*Instructions to follow*
Go through the entries below and work out how many lines include "level"; give only that number.

Data extracted from a collection:
---*---

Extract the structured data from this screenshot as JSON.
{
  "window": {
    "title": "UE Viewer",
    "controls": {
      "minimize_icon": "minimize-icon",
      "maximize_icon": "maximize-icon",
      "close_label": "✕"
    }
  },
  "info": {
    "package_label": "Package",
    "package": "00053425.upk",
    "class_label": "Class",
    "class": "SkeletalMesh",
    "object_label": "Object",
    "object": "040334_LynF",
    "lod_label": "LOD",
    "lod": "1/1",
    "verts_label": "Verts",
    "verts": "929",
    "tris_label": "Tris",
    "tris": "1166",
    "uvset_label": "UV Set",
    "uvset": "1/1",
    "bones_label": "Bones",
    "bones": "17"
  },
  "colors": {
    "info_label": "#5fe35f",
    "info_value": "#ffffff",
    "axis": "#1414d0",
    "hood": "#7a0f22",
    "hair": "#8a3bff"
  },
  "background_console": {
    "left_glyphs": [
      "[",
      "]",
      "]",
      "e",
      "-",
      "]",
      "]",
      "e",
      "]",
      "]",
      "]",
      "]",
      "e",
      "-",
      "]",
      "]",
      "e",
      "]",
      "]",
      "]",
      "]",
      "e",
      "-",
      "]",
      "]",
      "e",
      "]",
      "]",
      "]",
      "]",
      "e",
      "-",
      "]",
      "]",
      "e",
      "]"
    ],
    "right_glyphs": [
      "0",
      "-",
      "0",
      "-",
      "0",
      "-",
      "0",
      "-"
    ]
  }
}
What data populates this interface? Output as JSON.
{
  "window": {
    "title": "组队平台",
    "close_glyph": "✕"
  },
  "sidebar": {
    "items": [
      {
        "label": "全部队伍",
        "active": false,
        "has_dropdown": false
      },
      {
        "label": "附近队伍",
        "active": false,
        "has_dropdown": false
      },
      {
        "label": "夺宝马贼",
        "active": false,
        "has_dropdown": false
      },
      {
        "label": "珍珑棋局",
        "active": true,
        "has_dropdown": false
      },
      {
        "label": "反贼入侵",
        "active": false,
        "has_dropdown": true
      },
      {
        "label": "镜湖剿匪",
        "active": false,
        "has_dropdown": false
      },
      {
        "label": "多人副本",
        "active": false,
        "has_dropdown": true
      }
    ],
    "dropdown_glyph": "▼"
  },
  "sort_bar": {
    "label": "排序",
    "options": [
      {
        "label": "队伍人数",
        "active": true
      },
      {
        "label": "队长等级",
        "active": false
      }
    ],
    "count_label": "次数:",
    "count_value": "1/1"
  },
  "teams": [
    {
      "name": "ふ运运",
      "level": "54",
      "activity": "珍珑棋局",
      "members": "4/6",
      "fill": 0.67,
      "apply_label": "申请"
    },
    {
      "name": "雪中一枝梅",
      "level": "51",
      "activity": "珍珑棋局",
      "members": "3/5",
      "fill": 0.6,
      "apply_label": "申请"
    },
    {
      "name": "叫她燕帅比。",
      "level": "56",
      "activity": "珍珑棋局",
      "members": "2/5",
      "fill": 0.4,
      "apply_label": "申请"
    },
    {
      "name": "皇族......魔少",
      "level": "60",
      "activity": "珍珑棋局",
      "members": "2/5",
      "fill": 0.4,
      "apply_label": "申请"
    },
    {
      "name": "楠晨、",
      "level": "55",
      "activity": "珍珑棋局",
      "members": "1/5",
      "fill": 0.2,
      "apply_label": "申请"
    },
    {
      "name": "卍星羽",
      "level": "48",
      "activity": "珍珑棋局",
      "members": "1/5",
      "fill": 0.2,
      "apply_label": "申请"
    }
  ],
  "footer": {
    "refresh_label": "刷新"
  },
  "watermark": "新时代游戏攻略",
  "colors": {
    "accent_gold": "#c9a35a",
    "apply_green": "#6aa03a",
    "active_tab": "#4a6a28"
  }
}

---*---

*Worked solution*
6